Problem to solve - All the data that follows should be repeated exactly, without a single picture.

Excerpts from an interface dataset -
########################################

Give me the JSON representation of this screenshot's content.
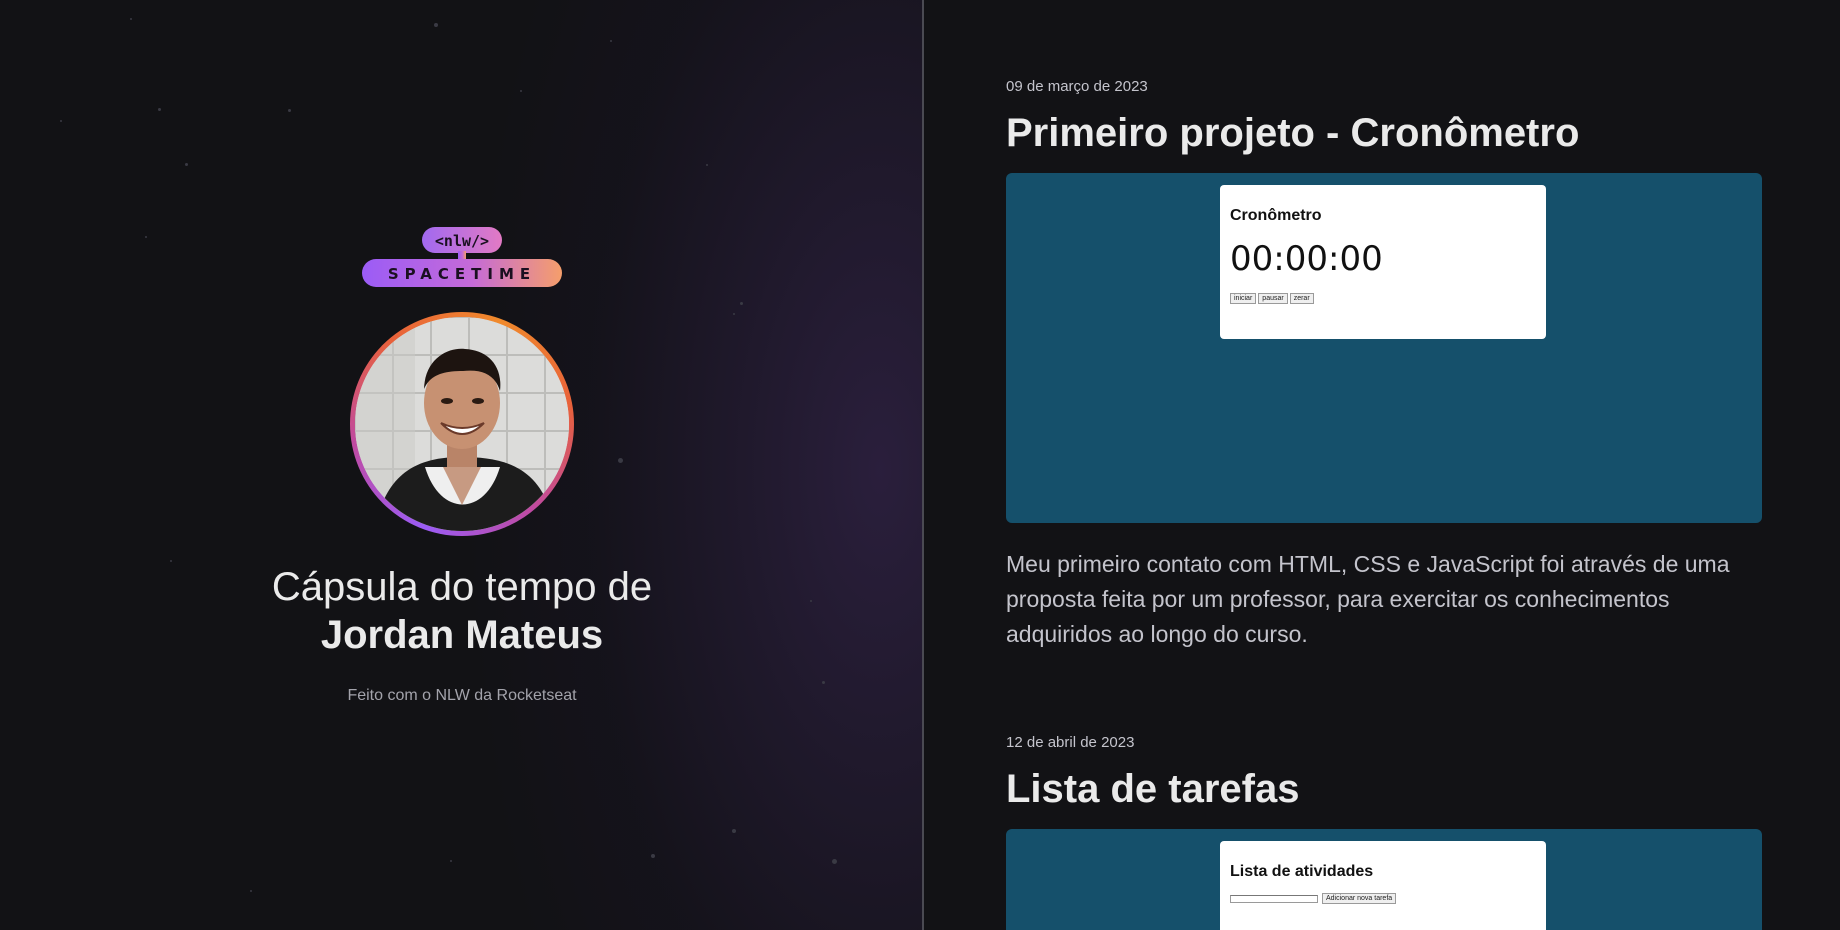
{
  "profile": {
    "logo_top": "<nlw/>",
    "logo_bottom": "SPACETIME",
    "title_line1": "Cápsula do tempo de",
    "title_name": "Jordan Mateus",
    "made_with": "Feito com o NLW da Rocketseat"
  },
  "colors": {
    "background": "#121215",
    "preview_bg": "#15506b",
    "logo_gradient_start": "#9b5cf6",
    "logo_gradient_end": "#f59e6b",
    "ring_orange": "#f08a2c",
    "ring_purple": "#9b5cf6"
  },
  "entries": [
    {
      "date": "09 de março de 2023",
      "title": "Primeiro projeto - Cronômetro",
      "preview": {
        "card_title": "Cronômetro",
        "time": "00:00:00",
        "buttons": [
          "iniciar",
          "pausar",
          "zerar"
        ]
      },
      "description": "Meu primeiro contato com HTML, CSS e JavaScript foi através de uma proposta feita por um professor, para exercitar os conhecimentos adquiridos ao longo do curso."
    },
    {
      "date": "12 de abril de 2023",
      "title": "Lista de tarefas",
      "preview": {
        "card_title": "Lista de atividades",
        "button": "Adicionar nova tarefa"
      }
    }
  ]
}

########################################

Output of the task -
Give me the JSON representation of this screenshot's content.
{
  "profile": {
    "logo_top": "<nlw/>",
    "logo_bottom": "SPACETIME",
    "title_line1": "Cápsula do tempo de",
    "title_name": "Jordan Mateus",
    "made_with": "Feito com o NLW da Rocketseat"
  },
  "colors": {
    "background": "#121215",
    "preview_bg": "#15506b",
    "logo_gradient_start": "#9b5cf6",
    "logo_gradient_end": "#f59e6b",
    "ring_orange": "#f08a2c",
    "ring_purple": "#9b5cf6"
  },
  "entries": [
    {
      "date": "09 de março de 2023",
      "title": "Primeiro projeto - Cronômetro",
      "preview": {
        "card_title": "Cronômetro",
        "time": "00:00:00",
        "buttons": [
          "iniciar",
          "pausar",
          "zerar"
        ]
      },
      "description": "Meu primeiro contato com HTML, CSS e JavaScript foi através de uma proposta feita por um professor, para exercitar os conhecimentos adquiridos ao longo do curso."
    },
    {
      "date": "12 de abril de 2023",
      "title": "Lista de tarefas",
      "preview": {
        "card_title": "Lista de atividades",
        "button": "Adicionar nova tarefa"
      }
    }
  ]
}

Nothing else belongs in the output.